Zee.Aero, a small company located near the GooglePlex, home to Google, is working on a flying car concept that can take off and land vertically using a plethora of small electric motors turning four-bladed propellers. According to illustrations included with the patent filings, one version of the vehicle is narrow enough to fit into a standard shopping center parking space.
The Zee.Aero design sees wings mounted fore and aft, with the payload area mounted in between. This arrangement is called a canard wing, with the aircraft’s horizontal stabilizer mounted on the front of the aircraft instead of on the tail. On the top of this compact wing arrangement are a number of electric engines turning fat, four-bladed propellers.
This group of engines, which from the illustrations seems to number eight, can use battery power to lift the aircraft vertically for takeoff. Then two vertically mounted engines provide forward thrust until the wings have enough air traveling over them to provide lift. The small vertical engines can be shut down then for an efficient cruise flight.

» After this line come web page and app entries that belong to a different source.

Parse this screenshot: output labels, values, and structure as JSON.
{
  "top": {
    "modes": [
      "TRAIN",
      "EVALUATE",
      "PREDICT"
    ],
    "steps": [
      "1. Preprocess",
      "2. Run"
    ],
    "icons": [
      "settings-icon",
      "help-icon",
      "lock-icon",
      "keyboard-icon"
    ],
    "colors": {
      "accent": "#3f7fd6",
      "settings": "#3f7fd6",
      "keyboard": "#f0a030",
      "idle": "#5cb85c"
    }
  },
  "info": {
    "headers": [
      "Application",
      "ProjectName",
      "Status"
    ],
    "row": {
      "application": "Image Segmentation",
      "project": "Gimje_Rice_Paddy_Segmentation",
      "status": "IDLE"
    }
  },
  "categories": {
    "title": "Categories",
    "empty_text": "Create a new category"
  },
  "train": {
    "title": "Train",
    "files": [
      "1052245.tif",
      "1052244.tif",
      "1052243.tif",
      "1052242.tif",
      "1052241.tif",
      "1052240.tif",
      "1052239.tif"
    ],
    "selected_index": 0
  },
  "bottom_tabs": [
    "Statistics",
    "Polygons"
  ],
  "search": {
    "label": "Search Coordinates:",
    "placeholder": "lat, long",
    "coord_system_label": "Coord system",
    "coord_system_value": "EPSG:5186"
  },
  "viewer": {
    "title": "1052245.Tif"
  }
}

The large number of propellers are to provide redundancy in the case of failure. Flight control in hover is provided by changing the thrust on individual engines, which is far simpler than the helicopter method of varying propeller pitch in various ways.
This vehicle design is being led by Ilan Kroo, an aeronautics professor and NASA scientist who has founded Zee.Aero and is listed as the inventor on the patent applications. Zee.Aero has listed on its web site a number of openings for aeronautical engineers, and states that it is aiming to use “aerodynamics, autonomy, and electric propulsion” to change personal aviation. The company also mentions the generous use of carbon fiber as a building material.
The intriguing pictures are all from the patent filings by the new company, and one of them shows a larger version of the vehicle with bigger engines and smaller wings parked between two cars, apparently at a supermarket or shopping mall, indicating a flying car.
The concept does bear some resemblance to other projects – we recently reported on the Volocopter, which has eighteen small electric engines providing lift in a snowflake arrangement. Flying cars like the Terrafugia must drive to the airport, spread wings, and take off from a runway. This is the same for the eastern-European designed Aeromobile.
There are certainly advantages of the Zee.Aero approach. Multiple electric motors can be driven from a common battery bank or gasoline-powered generator. Controls for such a craft are mechanically very simple, but will require some sophisticated software to make the aircraft easy to fly.
And just so you know, Caleb Garling of the San Francisco Chronicle reports that Kroo says that Google is not involved in the project and that the search giant's close proximity is just a coincidence.